In many developing regions of the world, economies and local communities depend largely on the services provided by ecosystems for their sustenance. Recent evidence has shown that the degradation and possible loss of these vital ecosystem services results in imbalance of both societies and ecosystems resulting in vulnerabilities. Hence resilient ecosystems have been seen as an important foundation to human well-being and also necessary for better adaptive capacity for the communities that depend on them. It’s on this premise that the concept of Ecosystem-based adaptation (EbA) is particularly relevant. Evidence has shown that mountain ecosystems are particularly vulnerable to climate change and as such the ecosystem services that they provide for communities and species within and without the proximity of these areas are also threatened. This paper discusses the EbA approach that has been applied to mountain ecosystems of Nepal, Peru and Uganda. Vulnerability Impact Assessments (VIAs) were undertaken to understand community vulnerability, mapping the important ecosystems services provided and options offered for reducing this vulnerability for resilient ecosystems. The EbA implementation in all three countries also demonstrates a move from EbA conceptualization to realization on the ground and at the policy level. Finally this paper will also examine the policy implications of this approach nationally and ability for the work to be up-scaled to other mountain ecosystems and other ecosystems as well.

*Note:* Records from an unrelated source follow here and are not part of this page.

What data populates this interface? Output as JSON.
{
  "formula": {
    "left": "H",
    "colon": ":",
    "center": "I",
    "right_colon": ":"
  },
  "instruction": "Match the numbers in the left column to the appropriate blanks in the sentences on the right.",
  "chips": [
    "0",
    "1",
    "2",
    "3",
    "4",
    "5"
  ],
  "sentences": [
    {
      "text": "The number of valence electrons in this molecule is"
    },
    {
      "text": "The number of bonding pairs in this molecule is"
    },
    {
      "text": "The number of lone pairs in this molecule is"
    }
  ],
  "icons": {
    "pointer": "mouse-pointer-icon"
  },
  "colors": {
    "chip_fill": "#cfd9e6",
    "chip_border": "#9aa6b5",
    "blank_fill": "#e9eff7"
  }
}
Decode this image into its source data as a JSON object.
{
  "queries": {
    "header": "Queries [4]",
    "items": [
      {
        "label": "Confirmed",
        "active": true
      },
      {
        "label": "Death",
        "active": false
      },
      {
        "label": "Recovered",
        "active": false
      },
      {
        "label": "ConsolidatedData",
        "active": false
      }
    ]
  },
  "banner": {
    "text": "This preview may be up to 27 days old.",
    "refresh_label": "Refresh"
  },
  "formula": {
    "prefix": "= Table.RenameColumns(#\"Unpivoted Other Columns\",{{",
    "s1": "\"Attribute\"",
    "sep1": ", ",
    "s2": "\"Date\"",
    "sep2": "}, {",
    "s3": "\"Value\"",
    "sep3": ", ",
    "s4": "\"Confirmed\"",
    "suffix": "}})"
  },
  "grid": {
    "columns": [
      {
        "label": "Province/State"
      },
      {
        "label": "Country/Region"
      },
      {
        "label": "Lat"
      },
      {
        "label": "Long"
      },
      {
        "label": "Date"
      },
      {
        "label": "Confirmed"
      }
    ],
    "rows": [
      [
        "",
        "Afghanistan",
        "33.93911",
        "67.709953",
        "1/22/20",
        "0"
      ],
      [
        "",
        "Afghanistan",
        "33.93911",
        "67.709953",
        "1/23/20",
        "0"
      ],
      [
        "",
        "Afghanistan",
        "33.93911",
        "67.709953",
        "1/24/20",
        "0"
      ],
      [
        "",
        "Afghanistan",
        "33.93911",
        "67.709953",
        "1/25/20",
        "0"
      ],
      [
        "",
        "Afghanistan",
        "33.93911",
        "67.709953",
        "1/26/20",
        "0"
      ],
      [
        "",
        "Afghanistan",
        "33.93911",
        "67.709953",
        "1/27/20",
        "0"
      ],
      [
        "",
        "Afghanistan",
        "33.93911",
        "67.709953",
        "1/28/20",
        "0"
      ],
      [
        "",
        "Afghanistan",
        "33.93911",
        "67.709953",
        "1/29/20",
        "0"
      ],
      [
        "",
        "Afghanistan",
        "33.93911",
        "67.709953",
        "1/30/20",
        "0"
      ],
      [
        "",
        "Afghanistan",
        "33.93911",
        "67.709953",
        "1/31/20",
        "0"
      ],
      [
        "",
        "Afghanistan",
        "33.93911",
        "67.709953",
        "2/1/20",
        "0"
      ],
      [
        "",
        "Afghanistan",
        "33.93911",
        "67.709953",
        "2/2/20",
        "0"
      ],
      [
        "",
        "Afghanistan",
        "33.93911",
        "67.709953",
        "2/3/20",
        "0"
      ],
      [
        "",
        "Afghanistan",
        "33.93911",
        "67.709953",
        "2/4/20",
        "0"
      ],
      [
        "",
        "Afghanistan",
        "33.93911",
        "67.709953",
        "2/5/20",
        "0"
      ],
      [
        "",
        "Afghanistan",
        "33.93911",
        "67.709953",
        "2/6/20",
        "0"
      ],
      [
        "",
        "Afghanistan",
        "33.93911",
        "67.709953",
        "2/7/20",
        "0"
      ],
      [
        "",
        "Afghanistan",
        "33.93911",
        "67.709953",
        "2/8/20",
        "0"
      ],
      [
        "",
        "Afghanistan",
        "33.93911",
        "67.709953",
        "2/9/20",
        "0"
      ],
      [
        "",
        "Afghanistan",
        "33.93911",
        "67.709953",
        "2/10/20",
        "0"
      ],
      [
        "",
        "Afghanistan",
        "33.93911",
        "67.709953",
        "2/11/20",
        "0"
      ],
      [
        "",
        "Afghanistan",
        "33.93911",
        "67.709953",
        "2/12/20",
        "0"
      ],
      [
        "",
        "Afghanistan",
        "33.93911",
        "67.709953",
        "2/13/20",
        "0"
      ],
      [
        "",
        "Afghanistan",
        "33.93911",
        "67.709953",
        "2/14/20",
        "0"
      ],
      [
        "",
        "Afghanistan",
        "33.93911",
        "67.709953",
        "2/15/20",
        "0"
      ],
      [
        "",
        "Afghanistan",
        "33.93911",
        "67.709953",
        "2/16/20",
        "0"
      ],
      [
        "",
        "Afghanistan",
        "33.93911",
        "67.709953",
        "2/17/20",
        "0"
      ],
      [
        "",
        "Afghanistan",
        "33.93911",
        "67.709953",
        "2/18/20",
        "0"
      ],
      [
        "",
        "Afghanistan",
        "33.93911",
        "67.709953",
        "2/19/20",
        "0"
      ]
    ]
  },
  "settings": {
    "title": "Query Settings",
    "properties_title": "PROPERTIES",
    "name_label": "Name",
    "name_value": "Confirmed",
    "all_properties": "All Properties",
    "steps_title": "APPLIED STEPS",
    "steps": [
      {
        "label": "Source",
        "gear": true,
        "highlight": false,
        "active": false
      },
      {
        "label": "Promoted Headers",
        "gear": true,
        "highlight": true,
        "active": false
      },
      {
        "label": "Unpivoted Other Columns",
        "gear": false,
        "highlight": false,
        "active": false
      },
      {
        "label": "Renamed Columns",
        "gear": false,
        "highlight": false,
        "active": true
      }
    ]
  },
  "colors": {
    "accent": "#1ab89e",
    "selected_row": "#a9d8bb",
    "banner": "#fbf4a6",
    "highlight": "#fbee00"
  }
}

Chapter in: N. Salzmann et al. (eds.), Climate Change Adaptation Strategies – An Upstream-downstream Perspective